New Orleans has always intrigued me. I must experience the people, culture, traditions, and food in person. I could start my day with chicory coffee and beignets at Café du Monde and enjoy Cajun and Creole meals during crawdad season.

A few years ago, I wanted to attend the largest US nutrition conference, the Food and Nutrition Conference and Expo, in New Orleans. The pandemic canceled the October 2021 in-person meeting. I stopped going to New Orleans.N

Luckily, I love cooking and have always considered creating new recipes as a means to journey through time and space. I almost enjoy trying 50-year-old recipes. To learn about worldwide cuisine and allow my taste buds roam, I love tasting international recipes.

My hopes of listening to jazz and experiencing a genuine Mardi Gras parade may be delayed, but I can still taste some of my favorite delicacies! Celebrate Mardi Gras with these three of my favorite New Orleans–inspired meals.

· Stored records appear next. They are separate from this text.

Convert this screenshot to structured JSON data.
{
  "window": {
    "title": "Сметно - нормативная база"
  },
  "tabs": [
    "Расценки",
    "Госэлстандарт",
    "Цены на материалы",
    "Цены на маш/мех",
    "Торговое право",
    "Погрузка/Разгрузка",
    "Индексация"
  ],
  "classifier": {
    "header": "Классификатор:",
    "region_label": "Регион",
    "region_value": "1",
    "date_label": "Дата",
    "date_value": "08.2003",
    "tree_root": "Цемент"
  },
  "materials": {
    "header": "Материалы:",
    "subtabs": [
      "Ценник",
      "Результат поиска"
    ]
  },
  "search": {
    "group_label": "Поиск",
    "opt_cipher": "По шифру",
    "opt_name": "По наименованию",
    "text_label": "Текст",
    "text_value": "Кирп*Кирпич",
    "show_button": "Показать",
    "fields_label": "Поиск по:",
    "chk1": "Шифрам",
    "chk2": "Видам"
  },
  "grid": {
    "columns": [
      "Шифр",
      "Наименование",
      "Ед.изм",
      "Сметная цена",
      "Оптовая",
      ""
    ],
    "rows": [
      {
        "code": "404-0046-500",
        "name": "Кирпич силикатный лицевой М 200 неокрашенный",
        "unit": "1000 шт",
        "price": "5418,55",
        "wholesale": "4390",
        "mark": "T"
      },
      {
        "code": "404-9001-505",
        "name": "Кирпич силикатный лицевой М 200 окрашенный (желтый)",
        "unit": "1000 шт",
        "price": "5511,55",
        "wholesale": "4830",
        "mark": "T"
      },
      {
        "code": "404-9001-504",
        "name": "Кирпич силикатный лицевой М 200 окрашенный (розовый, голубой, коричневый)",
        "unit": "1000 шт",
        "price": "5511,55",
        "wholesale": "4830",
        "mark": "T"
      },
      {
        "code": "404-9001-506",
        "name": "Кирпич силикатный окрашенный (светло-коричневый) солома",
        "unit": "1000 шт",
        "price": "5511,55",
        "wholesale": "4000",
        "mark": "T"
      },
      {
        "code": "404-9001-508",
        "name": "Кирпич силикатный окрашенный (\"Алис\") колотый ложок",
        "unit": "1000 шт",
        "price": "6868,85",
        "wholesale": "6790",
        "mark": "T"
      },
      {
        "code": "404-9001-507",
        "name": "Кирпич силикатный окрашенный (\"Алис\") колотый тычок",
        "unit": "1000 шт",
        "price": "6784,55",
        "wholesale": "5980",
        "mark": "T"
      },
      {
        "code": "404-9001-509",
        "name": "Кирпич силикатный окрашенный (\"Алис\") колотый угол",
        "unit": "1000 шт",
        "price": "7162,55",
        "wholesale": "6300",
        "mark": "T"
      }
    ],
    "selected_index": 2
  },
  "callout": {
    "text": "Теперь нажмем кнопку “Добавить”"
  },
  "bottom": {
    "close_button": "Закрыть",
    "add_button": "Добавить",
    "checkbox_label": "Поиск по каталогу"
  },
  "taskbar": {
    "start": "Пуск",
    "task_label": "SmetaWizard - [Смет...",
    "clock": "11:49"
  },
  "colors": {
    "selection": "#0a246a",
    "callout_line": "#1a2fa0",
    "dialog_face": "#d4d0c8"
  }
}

Classic beignets are square, deep-fried pastry covered in powdered sugar. According to USDA data, these light and sweet doughnuts are tasty but rich in calories and fat. Air-fried sweets have fewer calories and saturated fat than traditional ones.

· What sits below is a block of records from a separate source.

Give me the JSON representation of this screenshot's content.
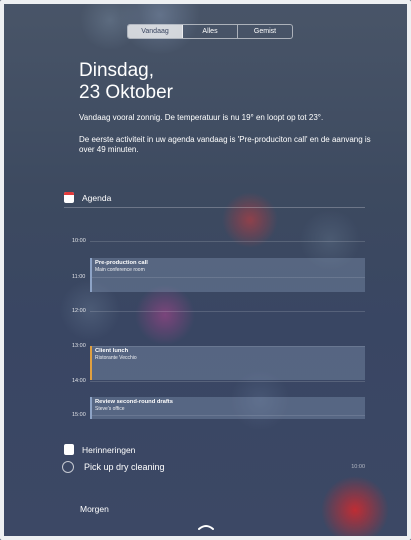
{
  "tabs": [
    {
      "label": "Vandaag",
      "active": true
    },
    {
      "label": "Alles",
      "active": false
    },
    {
      "label": "Gemist",
      "active": false
    }
  ],
  "date": {
    "line1": "Dinsdag,",
    "line2": "23 Oktober"
  },
  "summary": {
    "weather": "Vandaag vooral zonnig. De temperatuur is nu 19° en loopt op tot 23°.",
    "agenda": "De eerste activiteit in uw agenda vandaag is 'Pre-produciton call' en de aanvang is over 49 minuten."
  },
  "agenda": {
    "title": "Agenda",
    "icon": "calendar-icon",
    "hours": [
      "10:00",
      "11:00",
      "12:00",
      "13:00",
      "14:00",
      "15:00"
    ],
    "events": [
      {
        "title": "Pre-production call",
        "location": "Main conference room"
      },
      {
        "title": "Client lunch",
        "location": "Ristorante Vecchio"
      },
      {
        "title": "Review second-round drafts",
        "location": "Steve's office"
      }
    ]
  },
  "reminders": {
    "title": "Herinneringen",
    "icon": "reminders-icon",
    "item": {
      "label": "Pick up dry cleaning",
      "time": "10:00"
    }
  },
  "tomorrow": {
    "title": "Morgen"
  },
  "colors": {
    "calendar_red": "#e23b3b",
    "event_accent": "#8da3c6",
    "event_accent_orange": "#e0a040"
  }
}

According to Authentic Wisconsin, chicory was called “poor man’s coffee” because it was used to save food costs. The chicory root is used to make coffee, but the leaves are edible.

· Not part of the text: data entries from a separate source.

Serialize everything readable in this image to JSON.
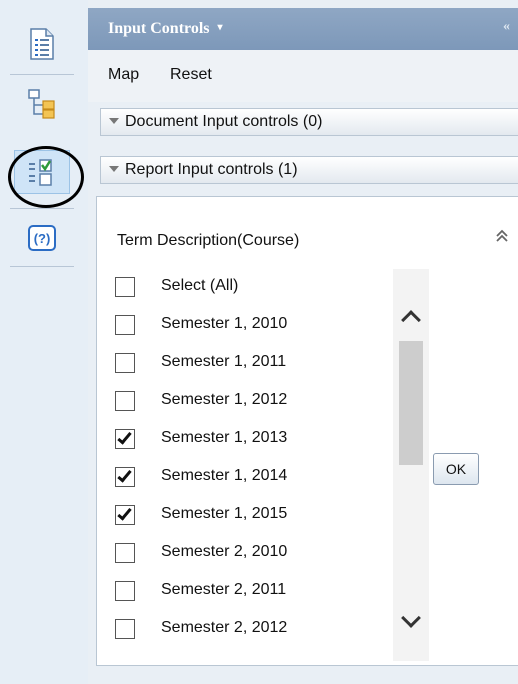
{
  "rail": {
    "items": [
      {
        "icon": "document-icon"
      },
      {
        "icon": "tree-structure-icon"
      },
      {
        "icon": "input-controls-icon",
        "active": true
      },
      {
        "icon": "help-icon",
        "text": "(?)"
      }
    ]
  },
  "panel": {
    "title": "Input Controls",
    "title_caret": "▾",
    "collapse": "«"
  },
  "toolbar": {
    "map_label": "Map",
    "reset_label": "Reset"
  },
  "sections": {
    "document": "Document Input controls (0)",
    "report": "Report Input controls (1)"
  },
  "control": {
    "title": "Term Description(Course)",
    "collapse_glyph": "⌃",
    "items": [
      {
        "label": "Select (All)",
        "checked": false
      },
      {
        "label": "Semester 1, 2010",
        "checked": false
      },
      {
        "label": "Semester 1, 2011",
        "checked": false
      },
      {
        "label": "Semester 1, 2012",
        "checked": false
      },
      {
        "label": "Semester 1, 2013",
        "checked": true
      },
      {
        "label": "Semester 1, 2014",
        "checked": true
      },
      {
        "label": "Semester 1, 2015",
        "checked": true
      },
      {
        "label": "Semester 2, 2010",
        "checked": false
      },
      {
        "label": "Semester 2, 2011",
        "checked": false
      },
      {
        "label": "Semester 2, 2012",
        "checked": false
      }
    ],
    "ok_label": "OK"
  }
}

 People who can't drink coffee or want to cut back on caffeine still like chicory. Chicory contains inulin, a prebiotic fiber that improves intestinal health, according to study.

Red beans and rice, a Cajun meal, includes spicy andouille sausage and beans over white rice. This recipe has more fiber and less saturated fat using andouille-style chicken sausage and brown rice.

. This dish is a tasty way to reduce meat, lower your grocery price, and eat more legumes without giving up meat. Beans also provide gut-friendly fiber!

more stories and articles